Learning a New Sport
We can easily get caught up in the identity of one sport and think that’s the only one there is for us. But sports can do a lot for us: open our minds to see the world differently, teach us how to use our bodies in new ways, give us a new mindset for seeing the world. So before you write-off a new sport as something silly or as inferior to your sport of choice, give it a try. There’s no telling what you might learn.
Trying something different
I grew up playing football and continue through my first year of high school when I had elbow surgery which cut my career short. A couple of years later my elbow was doing better, and while I couldn’t go back out onto the football field, my friends suggested something else: rugby. My school had started a club a few years back, and it was gaining popularity. Because they’d heard of my success on the football field and because football and rugby are known for similar brutality, they thought I might be a good fit.
What I learned
The similarities between rugby and football do not go much further than the shape of the ball. It’s true that if you’ve learned to use your body as a weapon in football, then you will be a bit more prepared for rugby but the way you use your body is completely different.
For example, a football tackle often involves leveling your should pad at the ball-carrier’s thighs and chopping your feet to drive through them. In rugby you often side stepping the ball-carrier, wrapping the up around the waist and pulling them to the ground.

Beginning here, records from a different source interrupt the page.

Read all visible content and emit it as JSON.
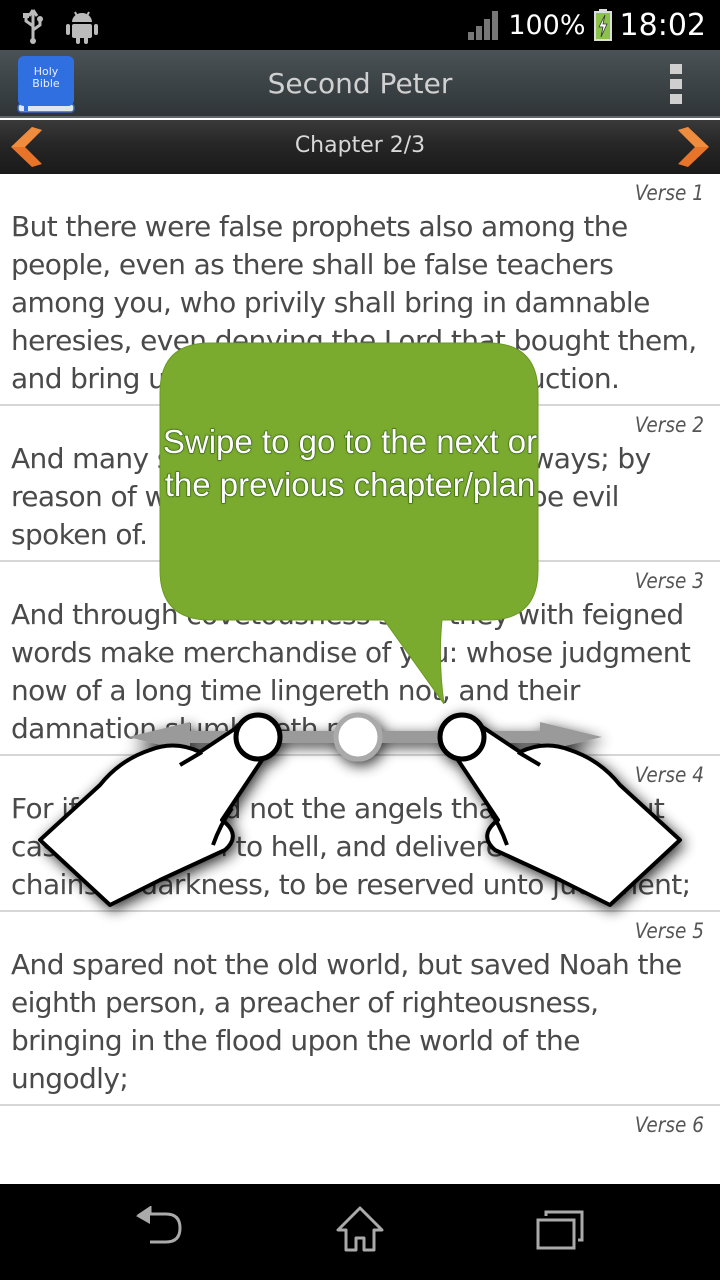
{
  "status_bar": {
    "icons_left": [
      "usb-icon",
      "android-icon"
    ],
    "signal_icon": "signal-icon",
    "battery_percent": "100%",
    "battery_icon": "battery-charging-icon",
    "time": "18:02"
  },
  "action_bar": {
    "logo": {
      "line1": "Holy",
      "line2": "Bible"
    },
    "title": "Second Peter",
    "overflow_icon": "overflow-menu-icon"
  },
  "chapter_bar": {
    "label": "Chapter 2/3",
    "prev_icon": "chevron-left-icon",
    "next_icon": "chevron-right-icon",
    "arrow_color": "#e8742a"
  },
  "verses": [
    {
      "label": "Verse 1",
      "text": "But there were false prophets also among the people, even as there shall be false teachers among you, who privily shall bring in damnable heresies, even denying the Lord that bought them, and bring upon themselves swift destruction."
    },
    {
      "label": "Verse 2",
      "text": "And many shall follow their pernicious ways; by reason of whom the way of truth shall be evil spoken of."
    },
    {
      "label": "Verse 3",
      "text": "And through covetousness shall they with feigned words make merchandise of you: whose judgment now of a long time lingereth not, and their damnation slumbereth not."
    },
    {
      "label": "Verse 4",
      "text": "For if God spared not the angels that sinned, but cast them down to hell, and delivered them into chains of darkness, to be reserved unto judgment;"
    },
    {
      "label": "Verse 5",
      "text": "And spared not the old world, but saved Noah the eighth person, a preacher of righteousness, bringing in the flood upon the world of the ungodly;"
    },
    {
      "label": "Verse 6",
      "text": ""
    }
  ],
  "tutorial": {
    "message": "Swipe to go to the next or the previous chapter/plan",
    "bubble_color": "#7aaa2e",
    "gesture_icon": "swipe-hands-icon"
  },
  "nav_bar": {
    "back_icon": "back-icon",
    "home_icon": "home-icon",
    "recents_icon": "recent-apps-icon"
  }
}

I was fascinated by learning this new technique. It seemed in opposition to what I learned on the football field, and yet the outcome was the same: the ball carrier tackled to the ground. To go a good rugby player, I had to learn this new tackling technique as well as a host of many others. Learning this new sport was an exercise in expanding my mind. Of course, there was a certain intensity and focus that transferred from football and both sports are incredibly physical. But the rules of the game and the goals of each moment could not be more different.

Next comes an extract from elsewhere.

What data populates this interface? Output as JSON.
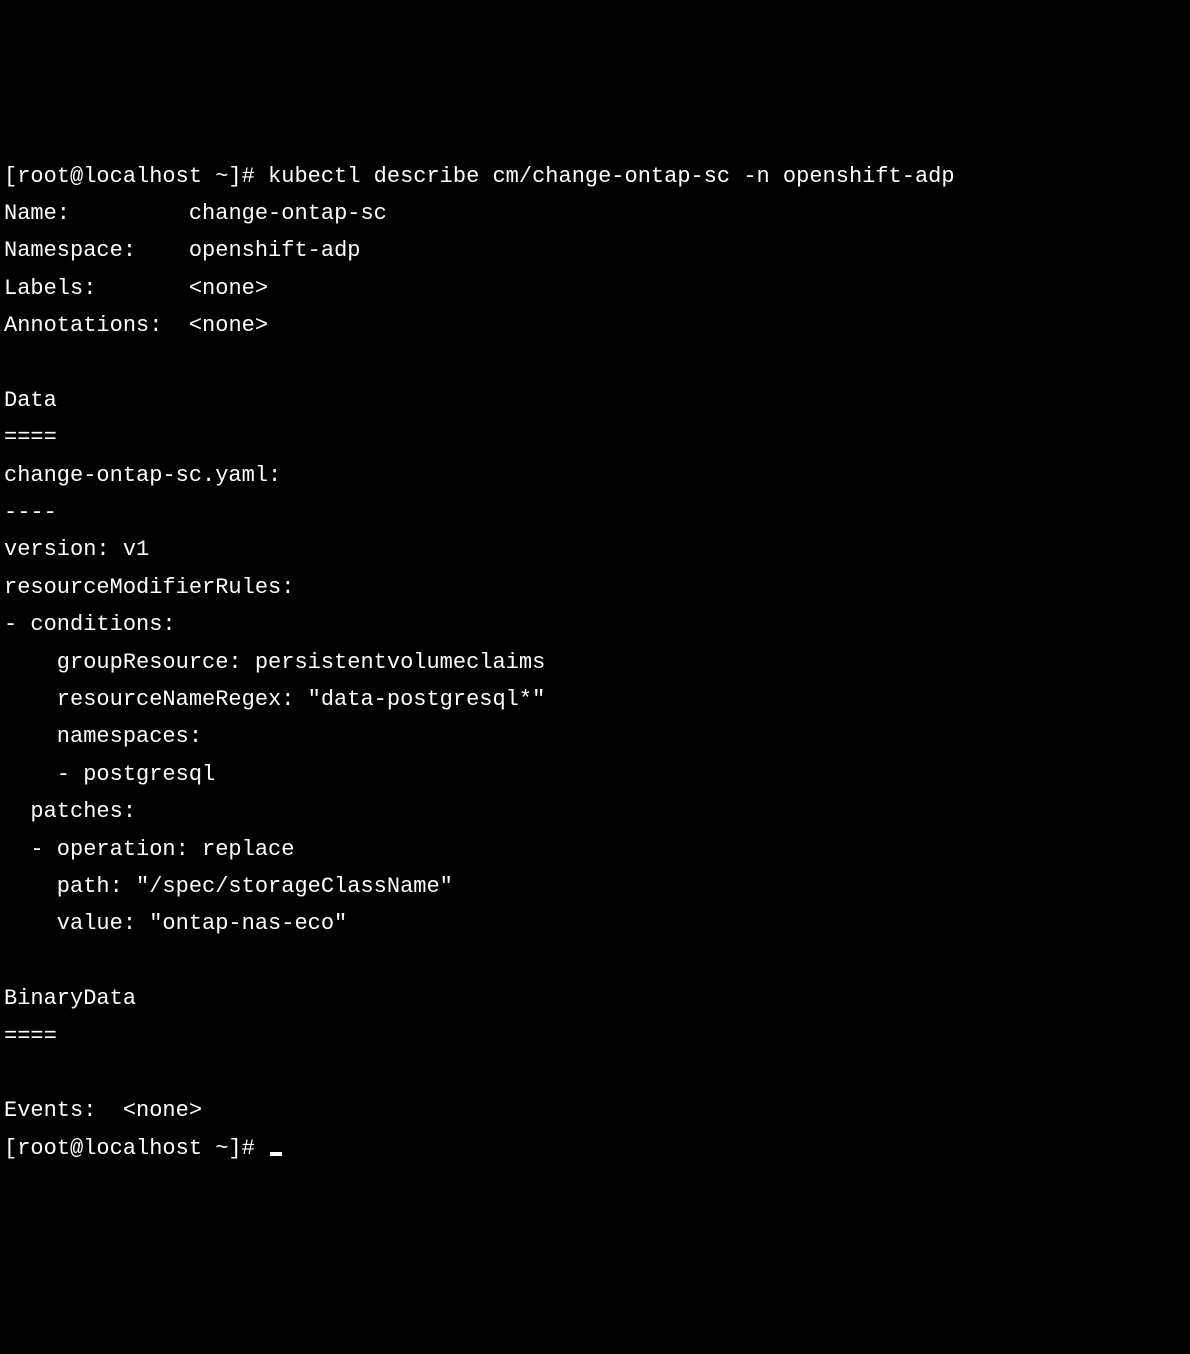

Football is a game of stops and starts while rugby is much more non-stop. The type of physical exertion is much closer to soccer where you have to be in shape for running long distances than football where short bursts are what is required.
I had the unique role on the team of being the player who is hoisted in the air for out-of-bounds plays to catch the ball being through in. This was yet another unfamiliar part of the game and something entirely new to learn.
I came into the rugby season figuring it would be a piece of cake with my football background. My teammates assured me of this as well. But I soon came to see that the rules were not so straightforward and the constant lateral movement of the ball was quite difficult to get a handle on. But over the course of the season, I came to understand the rules and perfect the new tackling technique as well as trusting my teammates enough to throw me up in the air every time the went out of bounds. It was exciting to learn something completely new, and I gained a lot of confidence from working my way into the starting lineup.
It never hurts to try
You never know what you could be missing until you try something new. Sports being what it is, there is a lot of competition among athletes over which sport is the manliest or the hardest to be good at. I often found that football and soccer players could never get along because both sports happened in the fall and each seemed to despise the other’s beliefs, whatever those were perceived to be. But as someone who has played no fewer than ten sports competitively, I can say that these arguments have no basis in fact.
Every sport is unique and can provide an exciting learning opportunity. And although they will never admit it, soccer skills can help with football and vice versa. I find it silly now that I hid the fact I played soccer from my football friends. I was no doubt in better shape because I played both. Looking back I’m glad I gave every sport a chance ( I even played pickle-ball in college) because each gave me a new challenge and something to learn about myself. Nowadays many of us like to specialize, to become an expert in one sport but I always argue that the well-rounded athlete is the one you want on your team.